California in particular will deploy much more solar power over the next two years. The state’s largest grid operator is coordinating energy markets with other Western states in order to use a more diverse and larger set of power plants to manage the intermittency of wind and solar power. What’s exciting is that we may be seeing just the tip of the iceberg in terms of more coordination between California and other Western U.S. electricity systems. More effective coordination can decrease the cost of renewable integration and allow us to add even more wind and solar to our power system.

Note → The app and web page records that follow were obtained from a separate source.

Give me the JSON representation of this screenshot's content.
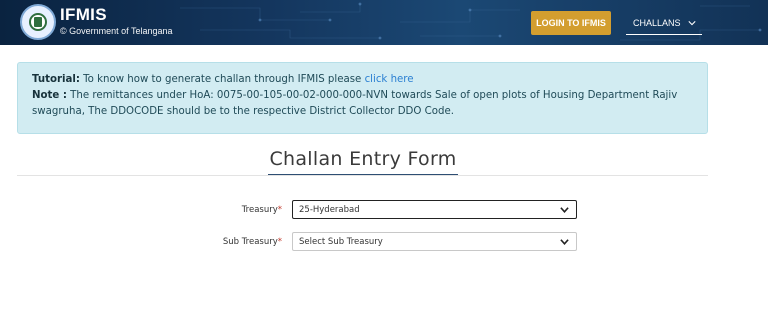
{
  "header": {
    "brand_name": "IFMIS",
    "brand_sub": "© Government of Telangana",
    "login_label": "LOGIN TO IFMIS",
    "menu_label": "CHALLANS"
  },
  "notice": {
    "tutorial_label": "Tutorial:",
    "tutorial_text": " To know how to generate challan through IFMIS please ",
    "tutorial_link": "click here",
    "note_label": "Note :",
    "note_text": " The remittances under HoA: 0075-00-105-00-02-000-000-NVN towards Sale of open plots of Housing Department Rajiv swagruha, The DDOCODE should be to the respective District Collector DDO Code."
  },
  "form": {
    "title": "Challan Entry Form",
    "treasury_label": "Treasury",
    "treasury_value": "25-Hyderabad",
    "subtreasury_label": "Sub Treasury",
    "subtreasury_value": "Select Sub Treasury",
    "required_mark": "*"
  },
  "colors": {
    "header_bg": "#14365e",
    "login_button": "#d39e2f",
    "notice_bg": "#d2ecf2",
    "link": "#2a7fd2",
    "required": "#c0392b"
  }
}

Finally, while renewables present some new challenges to the grid, they also offer a unique opportunity to reduce emissions in the transportation sector, which account for more than a quarter of U.S. global warming emissions. We’re excited about the prospects here because plug-in electric vehicles (EVs) topped 100,000 in new sales in 2014, and utilities, automakers, and regulators are already working together to maximize the use of renewables in charging EVs.
For example, the Sacramento Municipal Utility District in California demonstrated the ability to reduce, stop, and restart vehicle charging for multiple vehicles. This capability could allow EV owners to reduce charging demand during times of peak load, and also time their charging to occur when renewables are at peak generation. An EV might be parked at a workplace for eight hours each day, but the two hours of charging it needs could be conducted at the optimal time. This flexible load strategy could translate to lower charging costs for EV owners, while providing benefits to the grid at the same time. In addition to charging EVs at the best times, it’s possible that energy stored in vehicles could even be put back on the grid when needed.
What three things do you hope attendees will take away from the March 26 lunch event?
One: We face a huge, daunting challenge of reducing our emissions in time to ward off the most catastrophic impacts of climate change. The reductions have to be large and they have to happen now.
Two: The Obama administration is making some significant progress—but is limited because climate change hasn’t yet become a bipartisan issue. Therefore, the President has to use his existing laws, as opposed to new laws, to deal with this problem.
Three: Until that changes, states will really be the driving force for addressing climate change in the U.S. Fortunately, many states, including Washington, are implementing significant measures that could become national models. The choices we make today—in Washington and throughout the world—will shape the climate our children and grandchildren inherit.
Interested in hearing more? Register today to attend our March 26 lunch session with Ken Kimmell, President of the Union of Concerned Scientists.